But this is anthropomorphism, assigning human qualities to machines that have neither soul nor intelligence, and even as I am doing it I am aware of what is happening. It keeps me happy, but I know it is not really going to change the outcome.
Just as we assign personalities to domestic pets despite their lack of consciousness, so we can attribute these qualities to the increasingly sophisticated robots that will soon be available in work and home settings.
And if it makes an elderly housebound person happier to imbue their house robot with human qualities, and if the programming can reflect apparent emotions in the robot’s behaviour that is fine. It may even help them live independently for longer.
But it is a long step from this to genuine engagement or emotion, and that is what we need if we’re going to have relationships with robots. It won’t be enough to have programmable partners whose characteristics we can define in advance, setting the degree of argumentativeness or affection to their preferred levels, or choosing a robot that sometimes behaves ‘unpredictably’ in order to add some excitement.
Chance and uncertainty are vital in any real human relationship. The lack of predictability, the contingency of love and the fear of rejection. The fundamental asymmetry of a relationship between a human and a machine must surely debase it to the point where it could never be called ‘marriage’ and will just be another form of ownership.
If we want ‘real’ emotion we need ‘real’ intelligence.
I want my computers to be perfectly predictable because they are tools, extensions of my will. A good computer is a slave to my desires, a servant that listens and obeys my every whim, whether it is to write this particular sentence or close that particular file.
And I want my partners, whether for marriage or a night of passion, to have real feelings, real emotions and real needs and desires, not ones that have been put there to make me more easily tricked into intimacy.
The world of computing is littered with the broken promises of AI researchers who assumed that vision, hearing, movement and even consciousness were all achievable with a bit of programming and a faster computer.
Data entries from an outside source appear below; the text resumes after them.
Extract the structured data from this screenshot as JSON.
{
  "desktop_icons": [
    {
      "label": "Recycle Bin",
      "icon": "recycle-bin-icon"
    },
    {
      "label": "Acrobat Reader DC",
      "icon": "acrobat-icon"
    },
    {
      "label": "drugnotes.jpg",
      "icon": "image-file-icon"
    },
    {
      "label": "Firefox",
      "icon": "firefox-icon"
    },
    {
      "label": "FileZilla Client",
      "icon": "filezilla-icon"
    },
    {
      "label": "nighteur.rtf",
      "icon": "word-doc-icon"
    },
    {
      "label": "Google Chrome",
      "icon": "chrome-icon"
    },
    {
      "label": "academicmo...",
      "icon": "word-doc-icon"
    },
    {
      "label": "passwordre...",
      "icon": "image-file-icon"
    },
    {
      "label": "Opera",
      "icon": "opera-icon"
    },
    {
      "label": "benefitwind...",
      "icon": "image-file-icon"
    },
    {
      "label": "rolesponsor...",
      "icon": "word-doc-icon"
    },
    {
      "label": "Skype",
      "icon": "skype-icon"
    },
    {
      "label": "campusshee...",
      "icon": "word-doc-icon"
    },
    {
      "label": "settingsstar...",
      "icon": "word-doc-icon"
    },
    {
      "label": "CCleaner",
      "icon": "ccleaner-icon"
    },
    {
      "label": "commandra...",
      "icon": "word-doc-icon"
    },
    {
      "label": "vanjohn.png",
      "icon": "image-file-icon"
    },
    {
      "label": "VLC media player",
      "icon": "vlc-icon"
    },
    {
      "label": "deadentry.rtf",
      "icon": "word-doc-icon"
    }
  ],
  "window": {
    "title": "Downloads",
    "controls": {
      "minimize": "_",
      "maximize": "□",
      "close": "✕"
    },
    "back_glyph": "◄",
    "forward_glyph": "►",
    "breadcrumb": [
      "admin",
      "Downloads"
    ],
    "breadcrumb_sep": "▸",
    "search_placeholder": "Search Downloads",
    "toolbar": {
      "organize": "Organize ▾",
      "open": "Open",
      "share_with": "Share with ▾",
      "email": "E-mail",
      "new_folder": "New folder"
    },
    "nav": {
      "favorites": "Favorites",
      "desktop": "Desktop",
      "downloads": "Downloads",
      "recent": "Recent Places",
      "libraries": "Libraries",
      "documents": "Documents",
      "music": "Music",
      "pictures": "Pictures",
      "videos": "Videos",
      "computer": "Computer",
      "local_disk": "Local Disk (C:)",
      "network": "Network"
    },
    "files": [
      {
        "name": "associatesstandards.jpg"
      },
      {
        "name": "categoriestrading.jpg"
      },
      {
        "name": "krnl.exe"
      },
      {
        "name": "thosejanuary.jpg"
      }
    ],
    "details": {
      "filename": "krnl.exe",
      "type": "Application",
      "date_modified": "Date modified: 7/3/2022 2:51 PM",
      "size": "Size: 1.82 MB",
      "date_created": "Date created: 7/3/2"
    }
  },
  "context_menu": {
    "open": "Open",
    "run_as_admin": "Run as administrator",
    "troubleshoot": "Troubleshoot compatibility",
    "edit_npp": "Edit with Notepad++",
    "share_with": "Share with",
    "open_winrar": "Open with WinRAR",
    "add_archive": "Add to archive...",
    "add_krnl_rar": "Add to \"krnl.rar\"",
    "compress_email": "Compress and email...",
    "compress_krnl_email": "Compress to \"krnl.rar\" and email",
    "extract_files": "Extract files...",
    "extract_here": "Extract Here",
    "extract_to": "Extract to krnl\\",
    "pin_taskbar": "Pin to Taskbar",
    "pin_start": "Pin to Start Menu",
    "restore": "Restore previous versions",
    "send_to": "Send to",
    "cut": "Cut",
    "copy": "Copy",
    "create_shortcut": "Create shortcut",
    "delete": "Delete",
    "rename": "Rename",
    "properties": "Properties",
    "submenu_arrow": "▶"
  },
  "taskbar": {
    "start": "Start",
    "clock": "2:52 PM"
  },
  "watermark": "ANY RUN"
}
We would be well advised to treat the current collection of ‘imminent’ breakthroughs with a degree of scepticism.